"There is no speech," Oleksii Makeiev, Ukrainian ambassador to Germany since October last year, declared right at the beginning of his talk. He said he did not want to speak at length, but to engage in conversation. "Diplomats of the 21st century rely on honesty," the ambassador explained: "Addressing fears, answering questions, collecting political and scientific ideas and suggestions, that's what I'm here for." About 130 EUF students, faculty and other staff had taken their seats in the Senate Room to discuss with the ambassador, who had arrived together with the Consul General of Ukraine in Hamburg, Dr. Iryna Tybinka.
Awareness of the Everyday Suffering of Ukrainians

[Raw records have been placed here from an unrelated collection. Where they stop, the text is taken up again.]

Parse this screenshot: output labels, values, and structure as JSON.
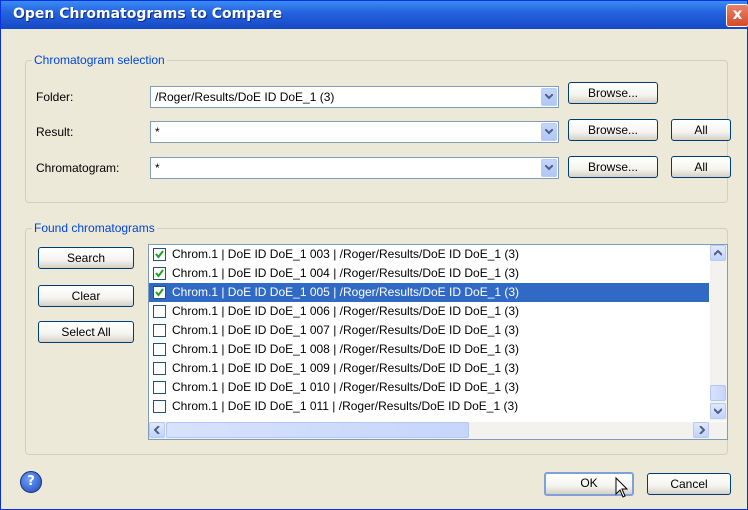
{
  "window": {
    "title": "Open Chromatograms to Compare",
    "close_glyph": "x"
  },
  "selection": {
    "legend": "Chromatogram selection",
    "folder": {
      "label": "Folder:",
      "value": "/Roger/Results/DoE ID DoE_1 (3)",
      "browse": "Browse..."
    },
    "result": {
      "label": "Result:",
      "value": "*",
      "browse": "Browse...",
      "all": "All"
    },
    "chromatogram": {
      "label": "Chromatogram:",
      "value": "*",
      "browse": "Browse...",
      "all": "All"
    }
  },
  "found": {
    "legend": "Found chromatograms",
    "buttons": {
      "search": "Search",
      "clear": "Clear",
      "select_all": "Select All"
    },
    "items": [
      {
        "text": "Chrom.1 | DoE ID DoE_1 003 | /Roger/Results/DoE ID DoE_1 (3)",
        "checked": true,
        "selected": false
      },
      {
        "text": "Chrom.1 | DoE ID DoE_1 004 | /Roger/Results/DoE ID DoE_1 (3)",
        "checked": true,
        "selected": false
      },
      {
        "text": "Chrom.1 | DoE ID DoE_1 005 | /Roger/Results/DoE ID DoE_1 (3)",
        "checked": true,
        "selected": true
      },
      {
        "text": "Chrom.1 | DoE ID DoE_1 006 | /Roger/Results/DoE ID DoE_1 (3)",
        "checked": false,
        "selected": false
      },
      {
        "text": "Chrom.1 | DoE ID DoE_1 007 | /Roger/Results/DoE ID DoE_1 (3)",
        "checked": false,
        "selected": false
      },
      {
        "text": "Chrom.1 | DoE ID DoE_1 008 | /Roger/Results/DoE ID DoE_1 (3)",
        "checked": false,
        "selected": false
      },
      {
        "text": "Chrom.1 | DoE ID DoE_1 009 | /Roger/Results/DoE ID DoE_1 (3)",
        "checked": false,
        "selected": false
      },
      {
        "text": "Chrom.1 | DoE ID DoE_1 010 | /Roger/Results/DoE ID DoE_1 (3)",
        "checked": false,
        "selected": false
      },
      {
        "text": "Chrom.1 | DoE ID DoE_1 011 | /Roger/Results/DoE ID DoE_1 (3)",
        "checked": false,
        "selected": false
      }
    ]
  },
  "footer": {
    "ok": "OK",
    "cancel": "Cancel",
    "help_glyph": "?"
  },
  "icons": {
    "help": "help-icon",
    "close": "close-icon",
    "dropdown": "chevron-down-icon",
    "cursor": "mouse-pointer-icon"
  },
  "colors": {
    "title_bar": "#2563de",
    "dialog_bg": "#ece9d8",
    "selection": "#316ac5",
    "legend_text": "#0046d5"
  }
}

At the beginning, the Ambassador raised awareness of the everyday suffering of Ukrainians in this war. Afterwards, he thanked the audience on behalf of all Ukrainians for the reception of more than one million refugees in Germany and for military support. Oleksii Makeiev left no doubt that Ukrainians were defending European values such as freedom of the press, democracy and human rights for all Europeans in this war.
This is Russia's war on Ukraine

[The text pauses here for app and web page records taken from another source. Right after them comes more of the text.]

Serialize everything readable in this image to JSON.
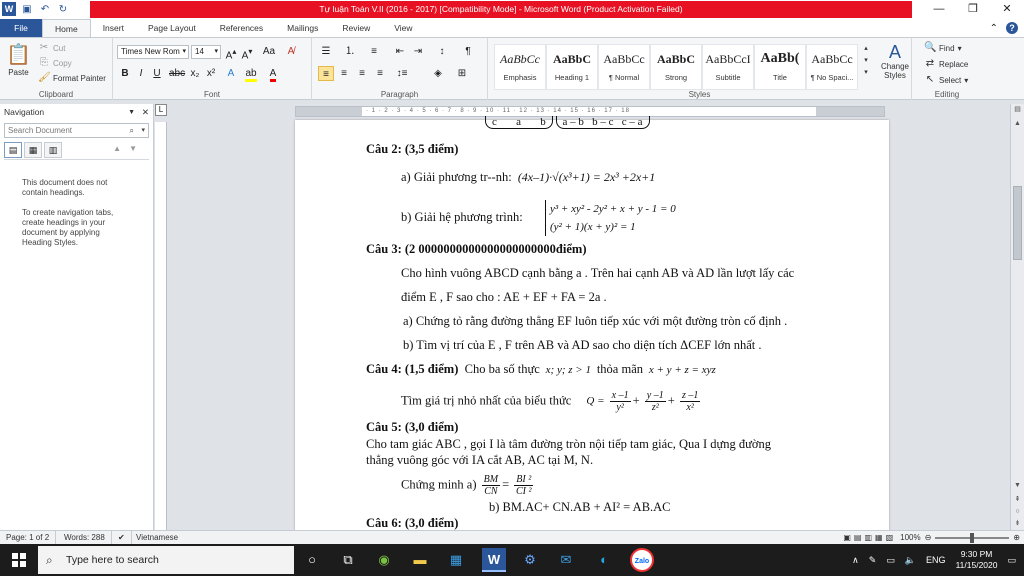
{
  "window": {
    "title": "Tự luận Toán V.II (2016 - 2017) [Compatibility Mode] - Microsoft Word (Product Activation Failed)"
  },
  "tabs": [
    "File",
    "Home",
    "Insert",
    "Page Layout",
    "References",
    "Mailings",
    "Review",
    "View"
  ],
  "clipboard": {
    "paste": "Paste",
    "cut": "Cut",
    "copy": "Copy",
    "format_painter": "Format Painter",
    "label": "Clipboard"
  },
  "font": {
    "name": "Times New Rom",
    "size": "14",
    "label": "Font"
  },
  "paragraph": {
    "label": "Paragraph"
  },
  "styles": {
    "label": "Styles",
    "items": [
      {
        "sample": "AaBbCc",
        "name": "Emphasis"
      },
      {
        "sample": "AaBbC",
        "name": "Heading 1"
      },
      {
        "sample": "AaBbCc",
        "name": "¶ Normal"
      },
      {
        "sample": "AaBbC",
        "name": "Strong"
      },
      {
        "sample": "AaBbCcI",
        "name": "Subtitle"
      },
      {
        "sample": "AaBb(",
        "name": "Title"
      },
      {
        "sample": "AaBbCc",
        "name": "¶ No Spaci..."
      }
    ],
    "change_styles": "Change Styles"
  },
  "editing": {
    "find": "Find",
    "replace": "Replace",
    "select": "Select",
    "label": "Editing"
  },
  "navigation": {
    "title": "Navigation",
    "search_placeholder": "Search Document",
    "msg1": "This document does not contain headings.",
    "msg2": "To create navigation tabs, create headings in your document by applying Heading Styles."
  },
  "document": {
    "cau2": "Câu 2: (3,5 điểm)",
    "cau2a_label": "a) Giải phương tr--nh:",
    "cau2b_label": "b) Giải hệ phương trình:",
    "cau3": "Câu 3: (2 0000000000000000000000điểm)",
    "cau3_l1": "Cho hình vuông ABCD cạnh bằng a .  Trên hai cạnh AB và AD lần lượt  lấy các",
    "cau3_l2": "điểm E , F sao cho : AE + EF + FA = 2a .",
    "cau3_a": "a)  Chứng tỏ rằng đường thẳng EF luôn tiếp xúc với một đường tròn cố định .",
    "cau3_b": "b)  Tìm vị trí của E , F trên AB và AD sao cho diện tích  ΔCEF lớn nhất .",
    "cau4": "Câu 4: (1,5 điểm)",
    "cau4_text": "Cho ba số thực",
    "cau4_cond": "thỏa mãn",
    "cau4_l2": "Tìm giá trị nhỏ nhất của biểu thức",
    "cau5": "Câu 5: (3,0 điểm)",
    "cau5_l1": "Cho tam giác ABC , gọi I là tâm đường tròn nội tiếp tam giác, Qua I dựng đường",
    "cau5_l2": "thẳng vuông góc với IA cắt AB, AC tại M, N.",
    "cau5_a": "Chứng minh  a)",
    "cau5_b": "b) BM.AC+ CN.AB + AI² = AB.AC",
    "cau6": "Câu 6: (3,0 điểm)"
  },
  "status": {
    "page": "Page: 1 of 2",
    "words": "Words: 288",
    "lang": "Vietnamese",
    "zoom": "100%"
  },
  "taskbar": {
    "search": "Type here to search",
    "lang": "ENG",
    "time": "9:30 PM",
    "date": "11/15/2020"
  }
}
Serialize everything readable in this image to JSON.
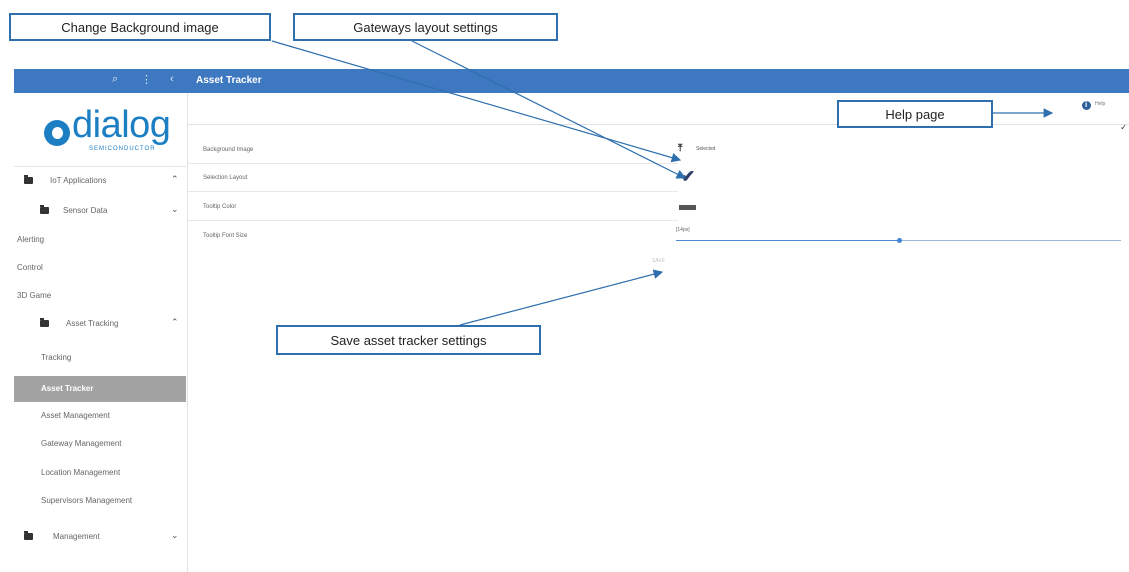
{
  "callouts": {
    "background": "Change Background image",
    "gateways": "Gateways layout settings",
    "help": "Help page",
    "save": "Save asset tracker settings"
  },
  "header": {
    "title": "Asset Tracker",
    "icons": [
      "search-icon",
      "more-vertical-icon",
      "chevron-left-icon"
    ],
    "bar_color": "#3d78c0"
  },
  "sidebar": {
    "brand": {
      "name": "dialog",
      "tagline": "SEMICONDUCTOR",
      "color": "#1c7fc4"
    },
    "items": [
      {
        "label": "IoT Applications",
        "type": "group",
        "expanded": true
      },
      {
        "label": "Sensor Data",
        "type": "group",
        "expanded": false
      },
      {
        "label": "Alerting",
        "type": "link"
      },
      {
        "label": "Control",
        "type": "link"
      },
      {
        "label": "3D Game",
        "type": "link"
      },
      {
        "label": "Asset Tracking",
        "type": "group",
        "expanded": true
      },
      {
        "label": "Tracking",
        "type": "link"
      },
      {
        "label": "Asset Tracker",
        "type": "link",
        "active": true
      },
      {
        "label": "Asset Management",
        "type": "link"
      },
      {
        "label": "Gateway Management",
        "type": "link"
      },
      {
        "label": "Location Management",
        "type": "link"
      },
      {
        "label": "Supervisors Management",
        "type": "link"
      },
      {
        "label": "Management",
        "type": "group",
        "expanded": false
      }
    ]
  },
  "main": {
    "help_label": "Help",
    "settings": [
      {
        "label": "Background Image",
        "value": "Selected"
      },
      {
        "label": "Selection Layout",
        "value": ""
      },
      {
        "label": "Tooltip Color",
        "value": ""
      },
      {
        "label": "Tooltip Font Size",
        "value": "[14px]"
      }
    ],
    "font_size_slider_fraction": 0.5,
    "save_label": "SAVE"
  }
}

"Basically, Ukraine has been at war since the spring of 2014, since the annexation of Crimea. How do you experience this?" was the first question a student asked the ambassador. "We feel left alone," Oleksii Makeiev answered. "It bothers me that this war is called the Ukraine war, because it is not. This is Russia's war against Ukraine and against Europe." On what grounds he had called for pushing his country's admission to NATO, another question read. "Ukraine is doing today exactly what NATO was created for," Oleksii Makeiev replied, "to protect Europe militarily from a Russian imperialist invasion."
Peace does not come by itself

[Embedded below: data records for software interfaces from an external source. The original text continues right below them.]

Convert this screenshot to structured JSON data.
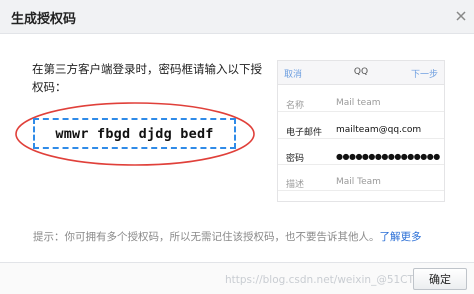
{
  "dialog": {
    "title": "生成授权码",
    "instruction": "在第三方客户端登录时，密码框请输入以下授权码：",
    "auth_code": "wmwr fbgd djdg bedf",
    "phone_preview": {
      "cancel": "取消",
      "title": "QQ",
      "next": "下一步",
      "rows": [
        {
          "label": "名称",
          "value": "Mail team",
          "style": "dim"
        },
        {
          "label": "电子邮件",
          "value": "mailteam@qq.com",
          "style": "dark"
        },
        {
          "label": "密码",
          "value": "●●●●●●●●●●●●●●●●",
          "style": "pwd"
        },
        {
          "label": "描述",
          "value": "Mail Team",
          "style": "dim"
        }
      ]
    },
    "tip": "提示：你可拥有多个授权码，所以无需记住该授权码，也不要告诉其他人。",
    "learn_more": "了解更多",
    "ok_label": "确定",
    "watermark": "https://blog.csdn.net/weixin_@51CTO博客"
  },
  "colors": {
    "accent": "#2f8be8",
    "link": "#2b6fd6",
    "highlight": "#e0403a"
  }
}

How he assessed the impact of non-military means? Sanctions have become a very important diplomatic tool, the ambassador replied, but only on condition that they are introduced quickly and comprehensively and that gaps are closed decisively.
To the question "What Ukrainian scenarios are there for ending the war?" Makeiev answered in detail: "Peace does not come by itself. It all has to be fought for. We have clear ideas for Ukraine's victory; among other things, there is a 10-point presidential peace plan. Victory is when Russia leaves all occupied territories. Victory is when all prisoners of war are exchanged and children deported to Russia are returned. The war is won when Russian war crimes are brought to justice by a special tribunal. The war will be over when Russia also pays for it and we can start reconstruction. Guarantees must be created for this."
Warm Welcome to Ukrainian Students
The ambassador spent a total of one hour answering the interested and knowledgeable questions of those present and then welcomed some of the 11 Ukrainian students at the EUF. Prof. Dr. Ulrich Glassmann, Vice President for Europe and International Affairs, was pleased about this. "We were able to tell the ambassador that the students are financed by DAAD scholarships here and integrated into student programs, giving them a perspective. This is also exactly what education systems need to provide in this situation."
Glassmann also appreciates the ambassador's visit to the university for academic reasons: "Usually, diplomacy or politics is the subject of study at the university. And therefore always have to unfold a critical view, but of course the important impulse to have sensitized for the war suffering in Ukraine is something very valuable to stimulate now discussions in the university about how a European university redefines itself in times of war in Europe."
An assessment that the president of the EUF Prof. Dr. Werner Reinhart, shares in principle: "We are faced with the paradoxical situation that the European idea, which had been very much under pressure, has been given new impulses by the threat from outside."